Coastal Kayaking Tours (800-526-8615): Offers kayak rental, as well as guided half- and full-day harbor and sunset tours in and around Bar Harbor and Mount Desert. Also sells used kayaks.

Getting Around:

  • Bar Harbor Bike Shop (207-288-3886): Bike-rental shop 1/2-mile from the waterfront on Cottage Street.
  • Acadia Bike (800-526-8615): Offers bike rentals and group tours in Acadia National Park.
  • At Your Service Taxi (207-288-9222)
  • Oli’s Trolley (207-288-9899): Narrated tours of Bar Harbor and Acadia.
  • National Park Tours (207-288-0300)
  • Island Explorer (207-667-5796): Free propane-fueled shuttle buses running between the Village Green on Cottage Street and almost anywhere inside Acadia National Park.


Hannaford’s (207-288-5680) is a large grocery store on Cottage Street, a few blocks up from the town docks. If the grog locker needs restocking, check out the varieties at Bayside Liquors (207-288-2772) on Main Street. The Rite Aid store on Cottage Street (207-288-2222) has a full line of drug-store products, and Bar Harbor Trustworthy Hardware (207-288-5567) also on Cottage Street, sells most household hardware items and some marine products.

Things to Do & See:

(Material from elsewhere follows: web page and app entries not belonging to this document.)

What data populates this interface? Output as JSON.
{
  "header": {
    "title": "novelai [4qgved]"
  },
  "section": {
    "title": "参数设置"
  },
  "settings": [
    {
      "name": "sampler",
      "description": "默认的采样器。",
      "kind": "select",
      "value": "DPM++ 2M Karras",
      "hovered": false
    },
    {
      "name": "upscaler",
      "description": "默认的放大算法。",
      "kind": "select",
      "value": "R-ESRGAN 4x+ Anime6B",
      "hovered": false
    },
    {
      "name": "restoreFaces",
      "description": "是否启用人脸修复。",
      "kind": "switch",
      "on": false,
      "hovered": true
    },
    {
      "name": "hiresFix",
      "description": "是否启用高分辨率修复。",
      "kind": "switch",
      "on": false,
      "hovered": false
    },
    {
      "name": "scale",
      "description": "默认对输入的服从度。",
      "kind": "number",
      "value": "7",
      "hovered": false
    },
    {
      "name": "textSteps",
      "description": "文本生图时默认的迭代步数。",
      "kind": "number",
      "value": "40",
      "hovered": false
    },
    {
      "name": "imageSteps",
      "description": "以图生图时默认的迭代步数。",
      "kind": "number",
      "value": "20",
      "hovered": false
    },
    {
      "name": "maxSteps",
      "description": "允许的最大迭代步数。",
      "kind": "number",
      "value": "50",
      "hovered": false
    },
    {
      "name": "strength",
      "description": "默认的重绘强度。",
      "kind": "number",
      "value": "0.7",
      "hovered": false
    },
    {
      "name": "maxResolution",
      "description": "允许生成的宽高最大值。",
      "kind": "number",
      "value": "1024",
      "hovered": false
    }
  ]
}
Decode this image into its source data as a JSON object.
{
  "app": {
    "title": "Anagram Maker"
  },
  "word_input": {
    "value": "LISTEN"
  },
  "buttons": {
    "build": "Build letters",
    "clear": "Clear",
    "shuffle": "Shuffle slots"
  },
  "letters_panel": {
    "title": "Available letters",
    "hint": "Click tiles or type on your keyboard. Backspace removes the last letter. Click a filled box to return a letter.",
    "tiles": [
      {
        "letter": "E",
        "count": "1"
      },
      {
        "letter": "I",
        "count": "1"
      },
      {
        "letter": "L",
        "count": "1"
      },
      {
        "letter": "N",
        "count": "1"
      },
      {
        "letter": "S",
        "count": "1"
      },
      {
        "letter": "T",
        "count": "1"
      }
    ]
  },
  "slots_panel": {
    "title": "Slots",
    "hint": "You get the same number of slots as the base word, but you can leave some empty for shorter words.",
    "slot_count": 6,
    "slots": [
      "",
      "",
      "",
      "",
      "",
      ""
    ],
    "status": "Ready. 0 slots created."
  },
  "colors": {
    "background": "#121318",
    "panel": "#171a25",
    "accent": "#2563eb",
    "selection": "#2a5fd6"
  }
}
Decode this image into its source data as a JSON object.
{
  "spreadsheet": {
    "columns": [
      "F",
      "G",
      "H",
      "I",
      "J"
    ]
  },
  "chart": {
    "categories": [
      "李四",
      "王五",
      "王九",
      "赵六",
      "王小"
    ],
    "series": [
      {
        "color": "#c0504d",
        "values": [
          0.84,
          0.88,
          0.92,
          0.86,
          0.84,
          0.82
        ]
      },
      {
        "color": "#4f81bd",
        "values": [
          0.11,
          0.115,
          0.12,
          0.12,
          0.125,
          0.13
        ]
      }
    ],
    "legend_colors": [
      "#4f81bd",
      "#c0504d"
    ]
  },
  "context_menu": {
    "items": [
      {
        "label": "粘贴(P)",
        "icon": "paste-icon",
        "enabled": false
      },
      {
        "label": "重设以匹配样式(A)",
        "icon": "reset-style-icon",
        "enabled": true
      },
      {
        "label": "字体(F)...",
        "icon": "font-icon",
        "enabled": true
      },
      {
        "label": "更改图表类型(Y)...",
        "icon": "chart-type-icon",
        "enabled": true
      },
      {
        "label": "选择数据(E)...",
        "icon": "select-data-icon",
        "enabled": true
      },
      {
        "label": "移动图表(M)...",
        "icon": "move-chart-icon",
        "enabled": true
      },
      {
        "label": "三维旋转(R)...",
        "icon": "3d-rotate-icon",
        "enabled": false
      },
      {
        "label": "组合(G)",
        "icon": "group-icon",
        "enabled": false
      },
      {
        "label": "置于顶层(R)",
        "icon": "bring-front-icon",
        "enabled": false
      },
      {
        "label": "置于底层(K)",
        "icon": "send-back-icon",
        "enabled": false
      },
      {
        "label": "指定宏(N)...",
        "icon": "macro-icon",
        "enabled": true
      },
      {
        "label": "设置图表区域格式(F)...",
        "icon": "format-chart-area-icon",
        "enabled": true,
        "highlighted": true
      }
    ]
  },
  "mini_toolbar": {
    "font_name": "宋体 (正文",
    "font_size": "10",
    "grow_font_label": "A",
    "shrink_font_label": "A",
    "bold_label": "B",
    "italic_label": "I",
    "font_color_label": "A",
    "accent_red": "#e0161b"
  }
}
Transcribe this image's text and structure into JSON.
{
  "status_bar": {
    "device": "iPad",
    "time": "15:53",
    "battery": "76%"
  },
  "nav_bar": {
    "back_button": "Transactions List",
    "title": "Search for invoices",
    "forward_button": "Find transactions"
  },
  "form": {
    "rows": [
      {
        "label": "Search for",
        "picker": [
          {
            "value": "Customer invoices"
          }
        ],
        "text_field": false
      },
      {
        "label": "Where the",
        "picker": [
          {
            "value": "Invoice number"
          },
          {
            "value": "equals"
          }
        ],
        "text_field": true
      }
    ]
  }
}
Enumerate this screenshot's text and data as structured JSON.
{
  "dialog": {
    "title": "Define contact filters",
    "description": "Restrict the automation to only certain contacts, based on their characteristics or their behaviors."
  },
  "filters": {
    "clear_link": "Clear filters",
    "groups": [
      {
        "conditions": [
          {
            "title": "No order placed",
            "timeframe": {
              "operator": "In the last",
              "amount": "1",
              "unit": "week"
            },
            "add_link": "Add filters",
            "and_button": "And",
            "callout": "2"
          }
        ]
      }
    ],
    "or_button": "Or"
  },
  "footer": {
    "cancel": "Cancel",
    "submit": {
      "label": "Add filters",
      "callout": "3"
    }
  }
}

  • In Bar Harbor, the most popular diversion is unquestionably Acadia National Park (207-288-3338), which is accessible in any number of ways. A $10 admission ticket gives visitors access to the park for 10 days and includes unlimited rides on the free Island Explorer (207-667-5796), which provides several propane-fueled shuttle buses running between the Village Green on Cottage Street and almost anywhere in the park. If you’d like to see the park by kayak, try Aquaterra Adventures (207-288-0007), located right on the town wharf. If you’d like to go to the top of Acadia’s highest peak and elsewhere effortlessly, contact Oli’s Trolley (207-288-9899) or National Park Tours (207-288-0300).
  • Aquaterra Adventures (207-288-0007): Offers guided coastal kayaking trips and lessons. Located right on the town wharf. Shop proprietor Steve Dugay is wealth of local information on Bar Harbor and the surrounding waters.
  • Whale watching is available via the Friendship V, a 112-foot, jet-powered catamaran run by the Bar Harbor Whale Watch Co., (207-288-2386).
  • The George B. Dorr Museum of Natural History, (207-288-5015): Part of the College of the Atlantic at 105 Eden Street, the Dorr Museum offers a nice collection of whale bones and seabird displays.
  • Lulu Lobsterboat Rides (207-963-2341): Harbor tours and sightseeing aboard a working lobsterboat.
  • Diver Ed Dive-In Theatre (800-979-3370): Diver Ed and his crew take children and adults on the water and show them live footage of Ed’s dives below the surface of Bar Harbor. Later, Ed surfaces with all sorts of treasures from the bottom, including urchins, starfish and lobsters. Fun, entertaining and educational.
  • Mount Desert Oceanarium (207-288-5005): Explore the wonders of Maine’s waters, marshes and forests through live-animal exhibits and trail walks. Great “kid-friendly” learning experience.

Where to Eat:

In Bar Harbor, restaurants of nearly every description are within walking distance of the town landing. Here are a few:

  • McKay’s Public House (207-288-2002): Located at 231 Main Street, McKay’s offers an eclectic menu combined with a homey atmosphere at reasonable prices.
  • Looking Glass Restaurant (800-445-4077): Upscale American cuisine with all the trimmings.
  • The Thirsty Whale (207-288-9335): On Cottage Street, the Whale serves good, inexpensive pub food and a half-dozen choices of local draft beers.
  • Poor Boy’s Gourmet Restaurant (207-288-4148): Highly recommended by local expert Steve Dugay, the Poor Boy is located near the waterfront and serves everything from steaks to seafood.
  • Morning Glory Bakery (207-288-3041): Gourmet baked goods and coffee.
  • Fish House Grill (207-288-3070): Seafood and more on West Street near the water.

Where to Stay:

General Information: